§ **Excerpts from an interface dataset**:

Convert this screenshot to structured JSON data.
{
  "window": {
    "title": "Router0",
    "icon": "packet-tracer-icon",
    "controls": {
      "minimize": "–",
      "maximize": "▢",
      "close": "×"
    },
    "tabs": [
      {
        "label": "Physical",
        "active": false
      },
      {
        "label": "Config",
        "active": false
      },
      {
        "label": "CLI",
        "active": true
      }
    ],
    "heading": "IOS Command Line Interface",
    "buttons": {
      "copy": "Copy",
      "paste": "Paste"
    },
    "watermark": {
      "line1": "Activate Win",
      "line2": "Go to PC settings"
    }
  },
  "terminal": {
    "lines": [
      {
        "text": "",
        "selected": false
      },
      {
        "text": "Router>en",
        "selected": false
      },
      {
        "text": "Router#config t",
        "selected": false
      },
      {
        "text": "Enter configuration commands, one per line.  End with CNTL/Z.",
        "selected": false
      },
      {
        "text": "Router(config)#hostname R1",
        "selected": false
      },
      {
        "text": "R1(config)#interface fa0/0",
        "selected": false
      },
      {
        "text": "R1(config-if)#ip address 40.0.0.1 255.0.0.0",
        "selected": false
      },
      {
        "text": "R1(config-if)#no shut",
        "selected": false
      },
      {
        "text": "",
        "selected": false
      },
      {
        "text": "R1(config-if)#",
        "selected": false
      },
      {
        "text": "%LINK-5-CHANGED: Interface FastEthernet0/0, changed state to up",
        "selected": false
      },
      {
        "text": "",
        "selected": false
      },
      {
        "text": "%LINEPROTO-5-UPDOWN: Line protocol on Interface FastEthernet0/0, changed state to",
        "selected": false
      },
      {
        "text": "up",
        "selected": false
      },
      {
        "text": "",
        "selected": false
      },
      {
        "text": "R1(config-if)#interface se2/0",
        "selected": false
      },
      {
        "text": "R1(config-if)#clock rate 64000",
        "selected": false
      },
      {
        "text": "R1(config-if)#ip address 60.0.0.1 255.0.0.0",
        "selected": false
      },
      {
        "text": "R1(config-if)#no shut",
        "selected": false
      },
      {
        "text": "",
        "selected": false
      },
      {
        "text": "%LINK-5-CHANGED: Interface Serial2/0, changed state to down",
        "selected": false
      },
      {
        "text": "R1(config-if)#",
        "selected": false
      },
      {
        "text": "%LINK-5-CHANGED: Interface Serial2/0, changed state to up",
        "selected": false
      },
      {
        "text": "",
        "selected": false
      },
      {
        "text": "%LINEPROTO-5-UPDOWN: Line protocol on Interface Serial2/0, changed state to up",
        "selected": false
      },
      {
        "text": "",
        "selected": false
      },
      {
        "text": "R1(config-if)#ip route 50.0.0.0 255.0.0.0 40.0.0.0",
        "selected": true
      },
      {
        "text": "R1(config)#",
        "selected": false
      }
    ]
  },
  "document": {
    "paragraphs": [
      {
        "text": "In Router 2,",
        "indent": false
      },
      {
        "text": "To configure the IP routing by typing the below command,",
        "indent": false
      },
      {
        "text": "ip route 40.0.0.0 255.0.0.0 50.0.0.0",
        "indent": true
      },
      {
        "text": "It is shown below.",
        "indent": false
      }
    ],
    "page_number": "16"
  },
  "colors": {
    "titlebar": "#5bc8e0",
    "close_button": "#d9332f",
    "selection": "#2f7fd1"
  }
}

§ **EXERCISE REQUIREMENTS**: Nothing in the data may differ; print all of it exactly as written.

§ **RESULT**:
Convert this screenshot to structured JSON data.
{
  "window": {
    "title": "Router0",
    "icon": "packet-tracer-icon",
    "controls": {
      "minimize": "–",
      "maximize": "▢",
      "close": "×"
    },
    "tabs": [
      {
        "label": "Physical",
        "active": false
      },
      {
        "label": "Config",
        "active": false
      },
      {
        "label": "CLI",
        "active": true
      }
    ],
    "heading": "IOS Command Line Interface",
    "buttons": {
      "copy": "Copy",
      "paste": "Paste"
    },
    "watermark": {
      "line1": "Activate Win",
      "line2": "Go to PC settings"
    }
  },
  "terminal": {
    "lines": [
      {
        "text": "",
        "selected": false
      },
      {
        "text": "Router>en",
        "selected": false
      },
      {
        "text": "Router#config t",
        "selected": false
      },
      {
        "text": "Enter configuration commands, one per line.  End with CNTL/Z.",
        "selected": false
      },
      {
        "text": "Router(config)#hostname R1",
        "selected": false
      },
      {
        "text": "R1(config)#interface fa0/0",
        "selected": false
      },
      {
        "text": "R1(config-if)#ip address 40.0.0.1 255.0.0.0",
        "selected": false
      },
      {
        "text": "R1(config-if)#no shut",
        "selected": false
      },
      {
        "text": "",
        "selected": false
      },
      {
        "text": "R1(config-if)#",
        "selected": false
      },
      {
        "text": "%LINK-5-CHANGED: Interface FastEthernet0/0, changed state to up",
        "selected": false
      },
      {
        "text": "",
        "selected": false
      },
      {
        "text": "%LINEPROTO-5-UPDOWN: Line protocol on Interface FastEthernet0/0, changed state to",
        "selected": false
      },
      {
        "text": "up",
        "selected": false
      },
      {
        "text": "",
        "selected": false
      },
      {
        "text": "R1(config-if)#interface se2/0",
        "selected": false
      },
      {
        "text": "R1(config-if)#clock rate 64000",
        "selected": false
      },
      {
        "text": "R1(config-if)#ip address 60.0.0.1 255.0.0.0",
        "selected": false
      },
      {
        "text": "R1(config-if)#no shut",
        "selected": false
      },
      {
        "text": "",
        "selected": false
      },
      {
        "text": "%LINK-5-CHANGED: Interface Serial2/0, changed state to down",
        "selected": false
      },
      {
        "text": "R1(config-if)#",
        "selected": false
      },
      {
        "text": "%LINK-5-CHANGED: Interface Serial2/0, changed state to up",
        "selected": false
      },
      {
        "text": "",
        "selected": false
      },
      {
        "text": "%LINEPROTO-5-UPDOWN: Line protocol on Interface Serial2/0, changed state to up",
        "selected": false
      },
      {
        "text": "",
        "selected": false
      },
      {
        "text": "R1(config-if)#ip route 50.0.0.0 255.0.0.0 40.0.0.0",
        "selected": true
      },
      {
        "text": "R1(config)#",
        "selected": false
      }
    ]
  },
  "document": {
    "paragraphs": [
      {
        "text": "In Router 2,",
        "indent": false
      },
      {
        "text": "To configure the IP routing by typing the below command,",
        "indent": false
      },
      {
        "text": "ip route 40.0.0.0 255.0.0.0 50.0.0.0",
        "indent": true
      },
      {
        "text": "It is shown below.",
        "indent": false
      }
    ],
    "page_number": "16"
  },
  "colors": {
    "titlebar": "#5bc8e0",
    "close_button": "#d9332f",
    "selection": "#2f7fd1"
  }
}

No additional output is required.